The Gophers were 0-1 in outdoor games coming into the evening, having fallen 3-2 to Wisconsin last February in the Hockey City Classic's first incarnation. That game, played at Chicago's Soldier Field, was a twi-night doubleheader, with Miami (Ohio) and Notre Dame in the afternoon opener and the Gophers and Badgers completing the dance card.
With the Illinois sun beating down on the rink for much of the first game last year, most of the complaints on the Lake Michigan waterfront were related to sub-par ice conditions. There were no similar complaints on Friday, as the temperature was officially 6 degrees when the men's game started. Earlier in the day, the top-ranked Gophers women's team had christened the event with a 4-0 win over Minnesota State-Mankato. There was sun at the start of that one, which quickly dropped behind the pressbox side of the stadium, and when the men began play at 8 p.m. as the temperature dropped, soft ice was not a concern.
"It seemed like everybody had a good time, and the ice conditions were very good," said Lucia, after rookie Taylor Cammarata scored the game's only goal, and Adam Wilcox had 21 saves for his second shutout of the season. "I think they had to make one (ice) repair the whole game. That was a lot different from last year's event."

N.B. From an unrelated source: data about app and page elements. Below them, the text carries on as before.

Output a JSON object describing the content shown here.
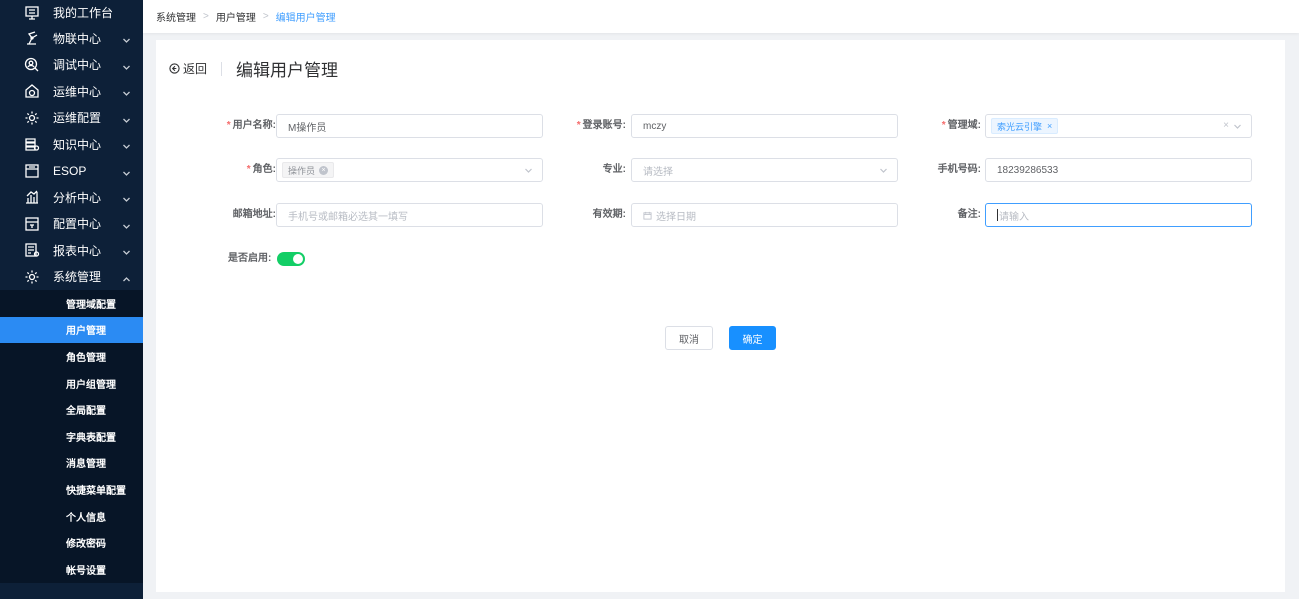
{
  "sidebar": {
    "items": [
      {
        "label": "我的工作台",
        "icon": "monitor-icon",
        "arrow": false
      },
      {
        "label": "物联中心",
        "icon": "robot-arm-icon",
        "arrow": true
      },
      {
        "label": "调试中心",
        "icon": "search-person-icon",
        "arrow": true
      },
      {
        "label": "运维中心",
        "icon": "house-gauge-icon",
        "arrow": true
      },
      {
        "label": "运维配置",
        "icon": "gear-icon",
        "arrow": true
      },
      {
        "label": "知识中心",
        "icon": "book-stack-icon",
        "arrow": true
      },
      {
        "label": "ESOP",
        "icon": "esop-doc-icon",
        "arrow": true
      },
      {
        "label": "分析中心",
        "icon": "bar-chart-icon",
        "arrow": true
      },
      {
        "label": "配置中心",
        "icon": "config-panel-icon",
        "arrow": true
      },
      {
        "label": "报表中心",
        "icon": "report-icon",
        "arrow": true
      },
      {
        "label": "系统管理",
        "icon": "gear-icon",
        "arrow": true,
        "expanded": true
      }
    ],
    "sub_items": [
      {
        "label": "管理域配置",
        "active": false
      },
      {
        "label": "用户管理",
        "active": true
      },
      {
        "label": "角色管理",
        "active": false
      },
      {
        "label": "用户组管理",
        "active": false
      },
      {
        "label": "全局配置",
        "active": false
      },
      {
        "label": "字典表配置",
        "active": false
      },
      {
        "label": "消息管理",
        "active": false
      },
      {
        "label": "快捷菜单配置",
        "active": false
      },
      {
        "label": "个人信息",
        "active": false
      },
      {
        "label": "修改密码",
        "active": false
      },
      {
        "label": "帐号设置",
        "active": false
      }
    ]
  },
  "breadcrumb": [
    "系统管理",
    "用户管理",
    "编辑用户管理"
  ],
  "page": {
    "back_label": "返回",
    "title": "编辑用户管理"
  },
  "form": {
    "username": {
      "label": "用户名称:",
      "value": "M操作员",
      "required": true
    },
    "account": {
      "label": "登录账号:",
      "value": "mczy",
      "required": true
    },
    "domain": {
      "label": "管理域:",
      "tag": "索光云引擎",
      "tag_close": "×",
      "clear": "×",
      "required": true
    },
    "role": {
      "label": "角色:",
      "tag": "操作员",
      "tag_close": "×",
      "required": true
    },
    "major": {
      "label": "专业:",
      "placeholder": "请选择"
    },
    "phone": {
      "label": "手机号码:",
      "value": "18239286533"
    },
    "email": {
      "label": "邮箱地址:",
      "placeholder": "手机号或邮箱必选其一填写"
    },
    "expiry": {
      "label": "有效期:",
      "placeholder": "选择日期"
    },
    "remark": {
      "label": "备注:",
      "placeholder": "请输入"
    },
    "enabled": {
      "label": "是否启用:",
      "value": true
    }
  },
  "buttons": {
    "cancel": "取消",
    "confirm": "确定"
  },
  "colors": {
    "sidebar_bg": "#0d2038",
    "active": "#2b8bf3",
    "primary": "#1890ff",
    "switch_on": "#13ce66",
    "required": "#f56c6c"
  }
}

But instead of dwelling on last year, or even this year, Lucia immediately began looking ahead. This week it was revealed that the NHL's 2014 Winter Classic, played Jan. 1 before more than 100,000 fans at the Big House on the University of Michigan campus, turned a profit of more than $20 million. There will be NHL outdoor games in Chicago, New York City and even Los Angeles this season, and the Winter Classic will be played in Washington, D.C. in 2015. And although they've played outdoor NHL games seemingly everywhere else so far (Buffalo, Boston, Chicago, Philadelphia, Pittsburgh, Calgary and Edmonton at last count) there is a general feeling that eventually Minnesota will host one of these. When they do, Lucia would prefer they choose the stadium across the street from his office, rather than a venue like Target Field. He began lobbying to that effect in the post-game presser.

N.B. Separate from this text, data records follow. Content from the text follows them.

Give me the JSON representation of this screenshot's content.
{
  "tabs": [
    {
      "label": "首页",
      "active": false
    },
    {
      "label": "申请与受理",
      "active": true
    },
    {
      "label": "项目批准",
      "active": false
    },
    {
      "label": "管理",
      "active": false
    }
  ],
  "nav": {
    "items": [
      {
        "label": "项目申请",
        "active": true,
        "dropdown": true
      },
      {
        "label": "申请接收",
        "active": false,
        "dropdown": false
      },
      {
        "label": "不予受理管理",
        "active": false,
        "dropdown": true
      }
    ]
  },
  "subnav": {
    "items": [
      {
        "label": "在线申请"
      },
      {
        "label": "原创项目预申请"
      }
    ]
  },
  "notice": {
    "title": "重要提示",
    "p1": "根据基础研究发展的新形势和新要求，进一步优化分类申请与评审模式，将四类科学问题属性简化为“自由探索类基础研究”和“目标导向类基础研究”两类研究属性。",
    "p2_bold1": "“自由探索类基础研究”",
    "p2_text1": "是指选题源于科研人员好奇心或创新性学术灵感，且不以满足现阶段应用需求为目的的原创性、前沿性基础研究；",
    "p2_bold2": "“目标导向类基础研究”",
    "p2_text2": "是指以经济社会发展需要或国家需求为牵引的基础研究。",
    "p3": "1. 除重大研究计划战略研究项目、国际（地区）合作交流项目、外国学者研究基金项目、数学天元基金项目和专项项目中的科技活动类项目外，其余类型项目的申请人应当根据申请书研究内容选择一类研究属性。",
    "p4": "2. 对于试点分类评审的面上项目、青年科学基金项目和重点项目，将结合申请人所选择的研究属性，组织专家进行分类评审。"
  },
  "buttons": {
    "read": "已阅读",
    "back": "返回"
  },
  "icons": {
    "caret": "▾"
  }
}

"Quite frankly, the next team that deserves to play in this game is the Wild," Lucia said. "I think that our fans would really embrace that. Hopefully the NHL will come here. I think TCF is a great place to host it. I think the sightlines are pretty good in a football stadium."
Although he acknowledged that with the Vikings calling TCF Bank Stadium their home for at least the next two seasons, a Jan. 1 hockey game at the stadium would be a challenge, as dates need to be left open for potential playoff games. Of course, at the rate that the NHL is steadfastly ignoring its most passionate hockey market when choosing Winter Classic sites, perhaps Gary Bettman and his ilk will consider a Minneapolis-based outdoor game sometime after Nashville, Dallas and Phoenix have all had a chance to host.

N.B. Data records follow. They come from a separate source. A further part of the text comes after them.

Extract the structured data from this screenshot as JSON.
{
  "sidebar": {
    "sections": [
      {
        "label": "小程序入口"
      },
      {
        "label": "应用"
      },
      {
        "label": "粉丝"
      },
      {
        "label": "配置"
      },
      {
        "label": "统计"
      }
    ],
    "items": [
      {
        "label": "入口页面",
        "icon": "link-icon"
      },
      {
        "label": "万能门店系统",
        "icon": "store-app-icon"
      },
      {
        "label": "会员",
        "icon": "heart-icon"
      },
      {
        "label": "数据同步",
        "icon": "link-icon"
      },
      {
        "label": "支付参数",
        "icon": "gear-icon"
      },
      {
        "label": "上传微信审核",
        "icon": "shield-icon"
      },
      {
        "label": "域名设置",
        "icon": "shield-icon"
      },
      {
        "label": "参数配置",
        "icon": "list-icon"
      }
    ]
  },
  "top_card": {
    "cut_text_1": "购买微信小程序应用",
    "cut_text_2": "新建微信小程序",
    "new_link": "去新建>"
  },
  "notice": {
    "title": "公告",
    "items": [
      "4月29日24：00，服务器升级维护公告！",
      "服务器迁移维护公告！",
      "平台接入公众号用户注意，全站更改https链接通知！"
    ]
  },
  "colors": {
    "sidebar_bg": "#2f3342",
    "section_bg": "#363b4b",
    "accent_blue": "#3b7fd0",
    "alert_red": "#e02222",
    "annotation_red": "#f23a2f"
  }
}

The message sent loud and clear on Friday, by Lucia and 30,000 or so of his closest friends, was this is the place to be for winter outdoor hockey on a big stage. Go have your fling at Dodger Stadium and Yankee Stadium and other curious hockey locales. But when you're ready for the game's true outdoor roots, Minnesota will be waiting with solid ice, cold beer and bundled-up fans - lots of them - in bright orange parkas, ready to make some noise and have some fun.